> Exercise
Among the lines below, how many have the string "polygons" in them? Only the number is wanted.

> Data to process
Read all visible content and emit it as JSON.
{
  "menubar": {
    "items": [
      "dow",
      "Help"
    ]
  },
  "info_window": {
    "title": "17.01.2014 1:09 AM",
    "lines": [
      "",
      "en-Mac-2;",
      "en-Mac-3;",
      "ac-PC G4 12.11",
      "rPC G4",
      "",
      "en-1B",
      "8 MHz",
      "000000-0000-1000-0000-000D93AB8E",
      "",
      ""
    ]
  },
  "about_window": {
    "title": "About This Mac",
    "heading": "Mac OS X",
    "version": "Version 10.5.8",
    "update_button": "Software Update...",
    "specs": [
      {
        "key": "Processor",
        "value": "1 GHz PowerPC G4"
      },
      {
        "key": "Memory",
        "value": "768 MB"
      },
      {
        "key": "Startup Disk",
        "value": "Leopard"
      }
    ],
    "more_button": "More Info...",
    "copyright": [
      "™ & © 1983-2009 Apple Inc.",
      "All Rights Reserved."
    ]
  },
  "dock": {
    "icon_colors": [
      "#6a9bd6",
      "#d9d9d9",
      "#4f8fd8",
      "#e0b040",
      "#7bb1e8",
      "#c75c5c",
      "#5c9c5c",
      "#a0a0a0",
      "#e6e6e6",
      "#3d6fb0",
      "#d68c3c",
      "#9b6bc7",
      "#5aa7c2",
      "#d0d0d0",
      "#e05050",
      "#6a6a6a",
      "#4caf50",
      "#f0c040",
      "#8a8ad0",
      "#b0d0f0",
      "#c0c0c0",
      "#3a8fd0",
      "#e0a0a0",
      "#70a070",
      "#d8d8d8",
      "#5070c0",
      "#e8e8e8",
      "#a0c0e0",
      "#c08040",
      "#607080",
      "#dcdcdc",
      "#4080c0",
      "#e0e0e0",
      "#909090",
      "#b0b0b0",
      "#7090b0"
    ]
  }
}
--
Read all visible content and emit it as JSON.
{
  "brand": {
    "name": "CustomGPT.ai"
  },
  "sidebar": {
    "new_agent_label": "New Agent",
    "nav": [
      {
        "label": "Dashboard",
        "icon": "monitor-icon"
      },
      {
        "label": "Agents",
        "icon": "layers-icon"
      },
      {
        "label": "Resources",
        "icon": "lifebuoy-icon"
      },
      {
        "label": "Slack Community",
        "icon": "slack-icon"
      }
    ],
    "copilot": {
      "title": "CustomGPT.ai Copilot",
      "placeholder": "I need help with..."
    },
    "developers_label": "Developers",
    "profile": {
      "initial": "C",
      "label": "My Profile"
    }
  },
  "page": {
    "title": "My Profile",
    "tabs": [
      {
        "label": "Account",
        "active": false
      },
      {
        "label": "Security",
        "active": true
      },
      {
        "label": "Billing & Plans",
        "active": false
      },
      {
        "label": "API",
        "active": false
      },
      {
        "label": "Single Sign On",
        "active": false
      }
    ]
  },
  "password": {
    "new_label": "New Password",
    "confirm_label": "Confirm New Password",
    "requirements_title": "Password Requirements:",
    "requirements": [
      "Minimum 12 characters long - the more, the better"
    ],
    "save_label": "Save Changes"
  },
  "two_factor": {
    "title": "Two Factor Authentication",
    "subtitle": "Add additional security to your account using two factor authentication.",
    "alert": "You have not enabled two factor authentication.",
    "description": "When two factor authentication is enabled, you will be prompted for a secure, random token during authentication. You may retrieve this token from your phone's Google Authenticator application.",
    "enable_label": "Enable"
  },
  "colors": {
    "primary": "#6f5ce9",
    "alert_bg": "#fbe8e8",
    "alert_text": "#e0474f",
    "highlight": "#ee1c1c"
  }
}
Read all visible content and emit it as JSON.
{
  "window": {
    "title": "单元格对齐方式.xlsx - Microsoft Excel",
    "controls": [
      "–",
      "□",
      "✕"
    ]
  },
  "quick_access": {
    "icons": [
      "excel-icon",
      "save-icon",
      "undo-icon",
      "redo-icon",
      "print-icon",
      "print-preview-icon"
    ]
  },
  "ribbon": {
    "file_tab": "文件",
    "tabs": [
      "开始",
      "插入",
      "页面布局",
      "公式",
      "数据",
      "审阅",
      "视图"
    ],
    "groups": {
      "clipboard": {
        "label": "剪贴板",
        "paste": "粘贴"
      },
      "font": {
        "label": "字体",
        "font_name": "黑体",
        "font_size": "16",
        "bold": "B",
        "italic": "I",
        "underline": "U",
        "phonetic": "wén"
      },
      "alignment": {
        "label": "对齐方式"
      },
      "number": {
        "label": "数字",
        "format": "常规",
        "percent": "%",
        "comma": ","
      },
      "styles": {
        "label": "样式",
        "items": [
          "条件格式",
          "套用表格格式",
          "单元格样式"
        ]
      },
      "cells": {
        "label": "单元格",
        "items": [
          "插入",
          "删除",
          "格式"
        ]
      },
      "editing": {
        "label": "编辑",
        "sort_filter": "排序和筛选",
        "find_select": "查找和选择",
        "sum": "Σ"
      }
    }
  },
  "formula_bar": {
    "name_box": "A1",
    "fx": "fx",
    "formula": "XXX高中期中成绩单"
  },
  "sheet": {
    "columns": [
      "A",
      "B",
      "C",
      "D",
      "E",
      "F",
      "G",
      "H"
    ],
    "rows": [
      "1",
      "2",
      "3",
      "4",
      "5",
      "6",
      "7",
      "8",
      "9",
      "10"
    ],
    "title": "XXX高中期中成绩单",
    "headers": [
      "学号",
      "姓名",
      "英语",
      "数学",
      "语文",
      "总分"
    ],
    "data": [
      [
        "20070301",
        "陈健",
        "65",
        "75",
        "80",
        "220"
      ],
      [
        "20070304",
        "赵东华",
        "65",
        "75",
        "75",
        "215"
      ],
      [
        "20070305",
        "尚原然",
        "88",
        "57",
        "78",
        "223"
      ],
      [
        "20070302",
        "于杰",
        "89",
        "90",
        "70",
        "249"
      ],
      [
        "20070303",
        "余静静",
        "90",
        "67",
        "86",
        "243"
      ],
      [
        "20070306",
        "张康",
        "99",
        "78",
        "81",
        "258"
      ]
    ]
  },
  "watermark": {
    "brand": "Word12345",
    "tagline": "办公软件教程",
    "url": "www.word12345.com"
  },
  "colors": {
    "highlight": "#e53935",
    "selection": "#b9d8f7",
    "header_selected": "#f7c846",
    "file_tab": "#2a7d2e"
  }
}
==
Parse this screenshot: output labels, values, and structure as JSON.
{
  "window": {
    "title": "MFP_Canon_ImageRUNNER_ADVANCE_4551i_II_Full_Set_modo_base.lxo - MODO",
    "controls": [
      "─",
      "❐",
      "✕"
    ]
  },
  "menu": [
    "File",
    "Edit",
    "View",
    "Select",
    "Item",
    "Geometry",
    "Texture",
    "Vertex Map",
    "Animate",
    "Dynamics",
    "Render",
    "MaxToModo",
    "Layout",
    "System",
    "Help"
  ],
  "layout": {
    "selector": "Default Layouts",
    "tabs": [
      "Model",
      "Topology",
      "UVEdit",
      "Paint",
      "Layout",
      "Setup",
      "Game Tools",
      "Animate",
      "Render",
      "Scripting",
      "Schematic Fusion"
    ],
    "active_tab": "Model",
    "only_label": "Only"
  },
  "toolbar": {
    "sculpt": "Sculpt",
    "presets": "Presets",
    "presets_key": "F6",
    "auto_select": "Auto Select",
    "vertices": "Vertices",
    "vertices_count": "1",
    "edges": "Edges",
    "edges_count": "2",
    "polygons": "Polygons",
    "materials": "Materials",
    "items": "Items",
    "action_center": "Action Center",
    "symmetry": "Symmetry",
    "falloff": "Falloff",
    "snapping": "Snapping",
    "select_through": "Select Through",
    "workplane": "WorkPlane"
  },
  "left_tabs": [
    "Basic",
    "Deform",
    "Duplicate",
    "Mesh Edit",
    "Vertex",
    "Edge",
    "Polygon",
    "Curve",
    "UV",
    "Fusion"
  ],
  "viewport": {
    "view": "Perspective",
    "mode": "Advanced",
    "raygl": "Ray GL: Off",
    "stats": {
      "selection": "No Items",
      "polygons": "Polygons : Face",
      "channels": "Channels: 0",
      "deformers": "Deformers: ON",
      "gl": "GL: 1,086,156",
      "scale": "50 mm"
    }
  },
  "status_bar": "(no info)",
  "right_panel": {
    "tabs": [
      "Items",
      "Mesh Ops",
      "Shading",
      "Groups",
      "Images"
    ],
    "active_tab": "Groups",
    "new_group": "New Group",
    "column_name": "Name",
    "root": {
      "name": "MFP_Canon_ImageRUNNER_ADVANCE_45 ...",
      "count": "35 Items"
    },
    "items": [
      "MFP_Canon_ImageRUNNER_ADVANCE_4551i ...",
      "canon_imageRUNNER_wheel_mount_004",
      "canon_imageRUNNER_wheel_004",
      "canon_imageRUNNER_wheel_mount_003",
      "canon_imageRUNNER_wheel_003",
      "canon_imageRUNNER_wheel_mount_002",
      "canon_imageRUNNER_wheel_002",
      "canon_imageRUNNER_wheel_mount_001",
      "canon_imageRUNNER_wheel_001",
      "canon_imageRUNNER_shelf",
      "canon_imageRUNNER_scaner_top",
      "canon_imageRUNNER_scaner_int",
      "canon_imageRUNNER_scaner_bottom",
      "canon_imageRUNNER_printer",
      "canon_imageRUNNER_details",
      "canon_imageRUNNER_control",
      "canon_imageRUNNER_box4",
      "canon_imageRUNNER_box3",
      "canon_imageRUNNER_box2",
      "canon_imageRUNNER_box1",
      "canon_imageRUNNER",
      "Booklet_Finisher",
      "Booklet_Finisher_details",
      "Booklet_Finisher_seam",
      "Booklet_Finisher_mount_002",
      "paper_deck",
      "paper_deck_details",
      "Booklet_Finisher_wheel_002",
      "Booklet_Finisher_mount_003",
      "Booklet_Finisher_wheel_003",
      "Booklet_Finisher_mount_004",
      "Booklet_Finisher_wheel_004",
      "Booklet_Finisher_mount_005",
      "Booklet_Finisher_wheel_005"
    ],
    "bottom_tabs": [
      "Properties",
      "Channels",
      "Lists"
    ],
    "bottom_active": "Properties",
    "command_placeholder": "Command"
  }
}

> Response box
2